(b Naples, 3 Sept 1815; d Sorrento, Nov 1895). Italian tenor. He studied with Crescentini and made his début in 1837 at the Teatro Nuovo, Naples, in Gaetano Donizetti's Torquato Tasso. He went on singing the Rossini-Bellini-Donizetti repertory – at the Théâtre Italien, Paris, La Scala (Amenophis in Rossini's Mosè in Egitto, 1840), and elsewhere – but in 1845 appeared in Rome in Verdi roles (Jacopo in I due Foscari and Charles VII in Giovanna d’Arco). Verdi's librettist F. M. Piave compared him to the the previously supreme lyric tenor, Moriani. As the highest paid singer at La Fenice, Venice, in 1850 and 1851 he created, in the latter year, the Duke in Giuseppe Verdi's Rigoletto. A more forceful Duke than some later tenors, he was said to have a brilliant and intense timbre and incisive phrasing; Verdi approved of his singing the heavier part of Manrico in Il trovatore (1853–4, Venice; 1855, Milan). He sang in Boston and New York in 1855, in Buenos Aires in 1857 and 1860, retired in 1861, but appeared again in 1863–6 at the S Carlo, Naples, where he sang Leicester in Maria Stuarda (1865) and took part in the first performance of Saverio Mercadante's Virginia (1866); by then he was in serious decline.

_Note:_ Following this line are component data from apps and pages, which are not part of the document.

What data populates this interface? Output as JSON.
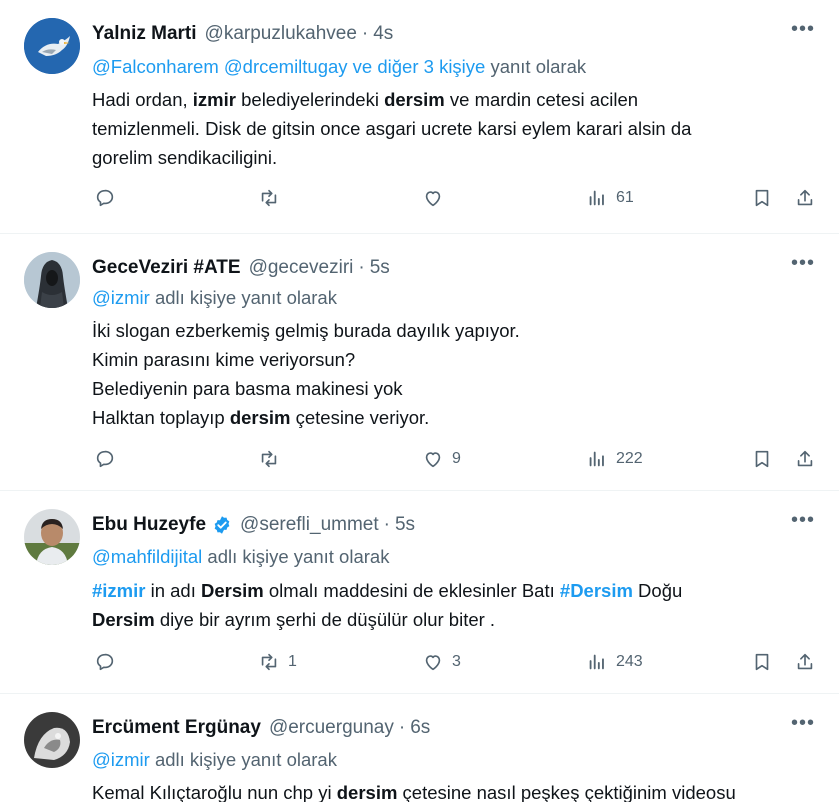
{
  "tweets": [
    {
      "name": "Yalniz Marti",
      "handle": "@karpuzlukahvee",
      "time": "4s",
      "verified": false,
      "avatar": "seagull-avatar",
      "reply": {
        "mentions": "@Falconharem @drcemiltugay  ve diğer 3 kişiye",
        "suffix": " yanıt olarak"
      },
      "body_lines": [
        [
          {
            "t": "Hadi ordan, "
          },
          {
            "t": "izmir",
            "b": true
          },
          {
            "t": " belediyelerindeki "
          },
          {
            "t": "dersim",
            "b": true
          },
          {
            "t": " ve mardin cetesi acilen"
          }
        ],
        [
          {
            "t": "temizlenmeli. Disk de gitsin once asgari ucrete karsi eylem karari alsin da"
          }
        ],
        [
          {
            "t": "gorelim sendikaciligini."
          }
        ]
      ],
      "replies": "",
      "retweets": "",
      "likes": "",
      "views": "61"
    },
    {
      "name": "GeceVeziri #ATE",
      "handle": "@geceveziri",
      "time": "5s",
      "verified": false,
      "avatar": "hooded-figure-avatar",
      "reply": {
        "mentions": "@izmir",
        "suffix": " adlı kişiye yanıt olarak"
      },
      "body_lines": [
        [
          {
            "t": "İki slogan ezberkemiş gelmiş burada dayılık yapıyor."
          }
        ],
        [
          {
            "t": "Kimin parasını kime veriyorsun?"
          }
        ],
        [
          {
            "t": "Belediyenin para basma makinesi yok"
          }
        ],
        [
          {
            "t": "Halktan toplayıp "
          },
          {
            "t": "dersim",
            "b": true
          },
          {
            "t": " çetesine veriyor."
          }
        ]
      ],
      "replies": "",
      "retweets": "",
      "likes": "9",
      "views": "222"
    },
    {
      "name": "Ebu Huzeyfe",
      "handle": "@serefli_ummet",
      "time": "5s",
      "verified": true,
      "avatar": "man-portrait-avatar",
      "reply": {
        "mentions": "@mahfildijital",
        "suffix": " adlı kişiye yanıt olarak"
      },
      "body_lines": [
        [
          {
            "t": "#izmir",
            "tag": true
          },
          {
            "t": " in adı "
          },
          {
            "t": "Dersim",
            "b": true
          },
          {
            "t": " olmalı maddesini de eklesinler Batı "
          },
          {
            "t": "#Dersim",
            "tag": true
          },
          {
            "t": " Doğu"
          }
        ],
        [
          {
            "t": "Dersim",
            "b": true
          },
          {
            "t": " diye bir ayrım şerhi de düşülür olur biter ."
          }
        ]
      ],
      "replies": "",
      "retweets": "1",
      "likes": "3",
      "views": "243"
    },
    {
      "name": "Ercüment Ergünay",
      "handle": "@ercuergunay",
      "time": "6s",
      "verified": false,
      "avatar": "monochrome-avatar",
      "reply": {
        "mentions": "@izmir",
        "suffix": " adlı kişiye yanıt olarak"
      },
      "body_lines": [
        [
          {
            "t": "Kemal Kılıçtaroğlu nun chp yi "
          },
          {
            "t": "dersim",
            "b": true
          },
          {
            "t": " çetesine nasıl peşkeş çektiğinim videosu"
          }
        ]
      ],
      "replies": "",
      "retweets": "",
      "likes": "",
      "views": ""
    }
  ],
  "colors": {
    "text": "#0f1419",
    "secondary": "#536471",
    "accent": "#1d9bf0",
    "divider": "#eff3f4"
  },
  "icons": {
    "more": "more-horizontal-icon",
    "reply": "comment-icon",
    "retweet": "retweet-icon",
    "like": "heart-icon",
    "views": "views-bar-chart-icon",
    "bookmark": "bookmark-icon",
    "share": "share-icon",
    "verified": "verified-badge-icon"
  }
}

From The Grove Book of Opera Singers in Oxford Reference.